__Instructions to follow__: Return only those lines of the records below in which "icon" appears.
Segment Start: Record extracts
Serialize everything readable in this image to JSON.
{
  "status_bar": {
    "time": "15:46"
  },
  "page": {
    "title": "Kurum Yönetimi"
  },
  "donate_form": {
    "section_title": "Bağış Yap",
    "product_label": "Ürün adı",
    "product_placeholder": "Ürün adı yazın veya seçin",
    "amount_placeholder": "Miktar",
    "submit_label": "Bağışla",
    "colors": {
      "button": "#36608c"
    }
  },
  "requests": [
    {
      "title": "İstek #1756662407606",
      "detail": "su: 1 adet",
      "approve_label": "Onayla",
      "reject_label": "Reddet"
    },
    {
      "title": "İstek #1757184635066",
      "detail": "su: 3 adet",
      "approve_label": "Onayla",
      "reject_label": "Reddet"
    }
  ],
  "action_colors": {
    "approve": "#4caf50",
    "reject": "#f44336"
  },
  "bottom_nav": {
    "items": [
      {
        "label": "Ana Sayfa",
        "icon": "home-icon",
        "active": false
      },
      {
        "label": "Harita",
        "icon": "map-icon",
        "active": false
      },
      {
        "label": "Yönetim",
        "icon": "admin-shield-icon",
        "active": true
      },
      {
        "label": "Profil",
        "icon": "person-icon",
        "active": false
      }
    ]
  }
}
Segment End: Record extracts
__Task answer__:
        "icon": "home-icon",
        "icon": "map-icon",
        "icon": "admin-shield-icon",
        "icon": "person-icon",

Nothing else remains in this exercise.